Counting only lines that contain "value", state the total found in the material below. Add nothing else.
··········
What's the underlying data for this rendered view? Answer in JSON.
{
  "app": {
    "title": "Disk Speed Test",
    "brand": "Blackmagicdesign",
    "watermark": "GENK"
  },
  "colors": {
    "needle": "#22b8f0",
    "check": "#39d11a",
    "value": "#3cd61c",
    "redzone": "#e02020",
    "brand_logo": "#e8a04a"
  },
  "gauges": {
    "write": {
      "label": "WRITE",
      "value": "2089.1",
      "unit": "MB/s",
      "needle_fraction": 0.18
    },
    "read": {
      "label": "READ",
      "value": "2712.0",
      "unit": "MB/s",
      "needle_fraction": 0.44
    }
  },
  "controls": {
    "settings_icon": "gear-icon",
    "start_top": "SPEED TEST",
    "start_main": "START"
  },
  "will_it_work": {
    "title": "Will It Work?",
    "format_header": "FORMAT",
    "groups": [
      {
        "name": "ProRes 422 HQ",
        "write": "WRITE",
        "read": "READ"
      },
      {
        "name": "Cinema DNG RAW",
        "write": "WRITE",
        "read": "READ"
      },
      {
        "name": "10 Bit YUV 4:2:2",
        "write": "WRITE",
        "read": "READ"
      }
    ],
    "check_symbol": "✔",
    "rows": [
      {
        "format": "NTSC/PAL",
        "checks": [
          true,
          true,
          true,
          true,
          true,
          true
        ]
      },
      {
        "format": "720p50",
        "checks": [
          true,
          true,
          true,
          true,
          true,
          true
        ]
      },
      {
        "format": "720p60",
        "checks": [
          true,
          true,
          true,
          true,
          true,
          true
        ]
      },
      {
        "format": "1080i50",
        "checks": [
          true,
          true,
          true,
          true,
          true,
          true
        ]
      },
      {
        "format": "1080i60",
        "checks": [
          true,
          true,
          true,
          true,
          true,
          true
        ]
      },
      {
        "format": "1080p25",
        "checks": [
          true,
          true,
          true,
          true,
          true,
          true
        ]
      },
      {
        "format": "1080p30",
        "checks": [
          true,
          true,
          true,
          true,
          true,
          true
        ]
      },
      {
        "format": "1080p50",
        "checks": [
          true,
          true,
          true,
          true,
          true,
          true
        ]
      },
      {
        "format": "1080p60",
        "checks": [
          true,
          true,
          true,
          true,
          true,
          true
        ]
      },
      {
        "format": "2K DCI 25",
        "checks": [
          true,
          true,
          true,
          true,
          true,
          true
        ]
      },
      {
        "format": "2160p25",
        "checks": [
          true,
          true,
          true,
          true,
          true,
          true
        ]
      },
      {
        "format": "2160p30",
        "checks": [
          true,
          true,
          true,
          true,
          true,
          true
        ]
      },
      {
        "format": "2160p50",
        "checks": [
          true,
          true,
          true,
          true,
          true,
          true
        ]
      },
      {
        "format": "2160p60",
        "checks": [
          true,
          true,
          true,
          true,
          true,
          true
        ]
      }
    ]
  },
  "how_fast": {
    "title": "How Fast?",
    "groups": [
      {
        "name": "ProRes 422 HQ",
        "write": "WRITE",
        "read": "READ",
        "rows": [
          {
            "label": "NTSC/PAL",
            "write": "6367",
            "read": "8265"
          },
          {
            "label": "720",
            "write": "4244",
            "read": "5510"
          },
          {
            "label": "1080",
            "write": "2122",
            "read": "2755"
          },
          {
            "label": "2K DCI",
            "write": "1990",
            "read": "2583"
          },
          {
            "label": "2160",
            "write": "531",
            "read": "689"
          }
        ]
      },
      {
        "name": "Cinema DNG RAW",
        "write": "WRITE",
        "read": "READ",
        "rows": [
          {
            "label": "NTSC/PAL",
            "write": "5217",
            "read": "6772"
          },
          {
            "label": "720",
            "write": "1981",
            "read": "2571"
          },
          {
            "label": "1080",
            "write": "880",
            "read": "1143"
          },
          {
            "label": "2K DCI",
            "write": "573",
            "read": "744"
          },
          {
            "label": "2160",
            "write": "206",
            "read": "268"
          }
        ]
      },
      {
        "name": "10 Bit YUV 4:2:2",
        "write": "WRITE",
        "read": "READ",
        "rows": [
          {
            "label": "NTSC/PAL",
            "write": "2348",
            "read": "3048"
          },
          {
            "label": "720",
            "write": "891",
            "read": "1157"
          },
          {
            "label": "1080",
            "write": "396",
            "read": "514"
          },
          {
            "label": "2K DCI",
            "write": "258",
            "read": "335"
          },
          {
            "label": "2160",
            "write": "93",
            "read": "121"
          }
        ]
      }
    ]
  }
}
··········
* **Task response**
3